BEGIN Records provided

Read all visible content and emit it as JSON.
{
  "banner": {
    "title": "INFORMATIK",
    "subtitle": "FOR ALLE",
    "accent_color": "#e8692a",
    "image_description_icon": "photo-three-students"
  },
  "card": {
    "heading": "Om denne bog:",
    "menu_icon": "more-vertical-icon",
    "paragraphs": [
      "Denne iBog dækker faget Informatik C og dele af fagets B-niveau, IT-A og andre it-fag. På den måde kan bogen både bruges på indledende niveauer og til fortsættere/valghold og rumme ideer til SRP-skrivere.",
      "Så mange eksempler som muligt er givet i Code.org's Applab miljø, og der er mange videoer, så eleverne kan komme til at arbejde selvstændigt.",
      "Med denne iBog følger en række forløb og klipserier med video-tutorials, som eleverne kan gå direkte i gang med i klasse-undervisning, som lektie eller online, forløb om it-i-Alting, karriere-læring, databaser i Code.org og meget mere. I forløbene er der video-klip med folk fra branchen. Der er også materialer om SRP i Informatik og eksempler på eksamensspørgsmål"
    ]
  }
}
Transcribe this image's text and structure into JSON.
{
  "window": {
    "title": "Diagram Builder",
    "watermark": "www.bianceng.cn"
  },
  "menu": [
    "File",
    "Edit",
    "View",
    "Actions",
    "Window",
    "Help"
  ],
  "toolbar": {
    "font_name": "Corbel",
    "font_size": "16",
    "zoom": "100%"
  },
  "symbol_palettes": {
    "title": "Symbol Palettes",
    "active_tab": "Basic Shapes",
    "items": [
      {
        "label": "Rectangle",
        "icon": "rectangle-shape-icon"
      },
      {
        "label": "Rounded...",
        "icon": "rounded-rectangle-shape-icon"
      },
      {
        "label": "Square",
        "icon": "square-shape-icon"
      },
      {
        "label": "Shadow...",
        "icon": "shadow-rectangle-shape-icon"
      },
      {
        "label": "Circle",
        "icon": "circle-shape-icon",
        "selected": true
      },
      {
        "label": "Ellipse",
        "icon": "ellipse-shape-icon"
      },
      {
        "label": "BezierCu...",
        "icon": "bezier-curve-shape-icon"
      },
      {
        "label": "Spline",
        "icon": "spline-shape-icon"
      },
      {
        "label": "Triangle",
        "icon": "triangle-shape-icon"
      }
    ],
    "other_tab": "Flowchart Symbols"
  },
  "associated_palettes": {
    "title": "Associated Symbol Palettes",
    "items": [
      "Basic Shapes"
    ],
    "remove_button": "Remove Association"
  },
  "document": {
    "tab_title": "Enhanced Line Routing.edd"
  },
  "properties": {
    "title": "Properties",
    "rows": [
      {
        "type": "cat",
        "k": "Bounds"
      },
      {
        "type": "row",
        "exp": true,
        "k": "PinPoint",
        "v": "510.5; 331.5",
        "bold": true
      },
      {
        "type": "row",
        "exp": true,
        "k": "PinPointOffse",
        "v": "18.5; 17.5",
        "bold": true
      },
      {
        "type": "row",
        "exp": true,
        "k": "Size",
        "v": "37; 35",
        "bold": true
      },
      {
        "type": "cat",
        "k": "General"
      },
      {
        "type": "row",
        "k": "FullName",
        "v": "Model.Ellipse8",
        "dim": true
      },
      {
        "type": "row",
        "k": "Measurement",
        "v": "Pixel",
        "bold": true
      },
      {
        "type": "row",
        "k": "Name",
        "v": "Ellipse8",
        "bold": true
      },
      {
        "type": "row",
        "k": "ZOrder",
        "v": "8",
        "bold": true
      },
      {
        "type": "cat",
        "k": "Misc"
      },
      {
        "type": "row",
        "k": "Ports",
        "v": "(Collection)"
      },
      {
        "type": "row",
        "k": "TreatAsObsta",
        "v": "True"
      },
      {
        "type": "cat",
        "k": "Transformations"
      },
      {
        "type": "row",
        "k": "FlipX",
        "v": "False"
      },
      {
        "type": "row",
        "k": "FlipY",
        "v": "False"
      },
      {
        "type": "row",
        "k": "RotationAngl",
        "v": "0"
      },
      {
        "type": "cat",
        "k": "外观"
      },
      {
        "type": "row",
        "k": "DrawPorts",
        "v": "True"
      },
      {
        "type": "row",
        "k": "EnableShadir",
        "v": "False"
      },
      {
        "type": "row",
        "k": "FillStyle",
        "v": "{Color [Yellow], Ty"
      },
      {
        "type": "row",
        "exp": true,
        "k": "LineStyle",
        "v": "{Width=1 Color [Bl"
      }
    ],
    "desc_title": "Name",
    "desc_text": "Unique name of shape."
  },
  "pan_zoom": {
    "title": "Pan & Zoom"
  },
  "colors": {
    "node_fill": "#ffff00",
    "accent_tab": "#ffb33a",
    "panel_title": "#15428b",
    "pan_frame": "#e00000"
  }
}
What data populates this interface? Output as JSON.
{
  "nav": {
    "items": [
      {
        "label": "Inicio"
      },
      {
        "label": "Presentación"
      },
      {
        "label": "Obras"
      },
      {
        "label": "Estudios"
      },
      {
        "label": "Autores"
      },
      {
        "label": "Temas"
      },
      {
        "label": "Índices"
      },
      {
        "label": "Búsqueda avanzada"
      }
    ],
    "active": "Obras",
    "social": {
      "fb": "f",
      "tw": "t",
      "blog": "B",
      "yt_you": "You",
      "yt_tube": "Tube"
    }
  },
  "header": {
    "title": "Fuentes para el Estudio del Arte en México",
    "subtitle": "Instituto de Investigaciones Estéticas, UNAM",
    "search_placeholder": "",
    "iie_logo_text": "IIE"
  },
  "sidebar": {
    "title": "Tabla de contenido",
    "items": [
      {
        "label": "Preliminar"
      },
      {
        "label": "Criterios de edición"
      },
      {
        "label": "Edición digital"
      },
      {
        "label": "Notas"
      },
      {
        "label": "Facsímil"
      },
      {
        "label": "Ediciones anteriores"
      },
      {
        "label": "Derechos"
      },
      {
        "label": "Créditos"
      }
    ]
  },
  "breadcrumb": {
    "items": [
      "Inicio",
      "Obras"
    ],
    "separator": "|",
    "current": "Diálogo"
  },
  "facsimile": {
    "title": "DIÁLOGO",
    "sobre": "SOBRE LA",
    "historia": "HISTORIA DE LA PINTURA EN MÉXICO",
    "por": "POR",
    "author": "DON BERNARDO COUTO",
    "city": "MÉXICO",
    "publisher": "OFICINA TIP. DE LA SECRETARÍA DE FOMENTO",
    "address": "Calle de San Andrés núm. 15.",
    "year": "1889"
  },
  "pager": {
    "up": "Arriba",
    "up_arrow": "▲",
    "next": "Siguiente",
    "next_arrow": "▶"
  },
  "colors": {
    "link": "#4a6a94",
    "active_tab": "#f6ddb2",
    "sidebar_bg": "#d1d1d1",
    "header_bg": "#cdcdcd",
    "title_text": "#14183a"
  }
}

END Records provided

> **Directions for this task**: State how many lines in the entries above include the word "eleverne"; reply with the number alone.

> **The answer**: 2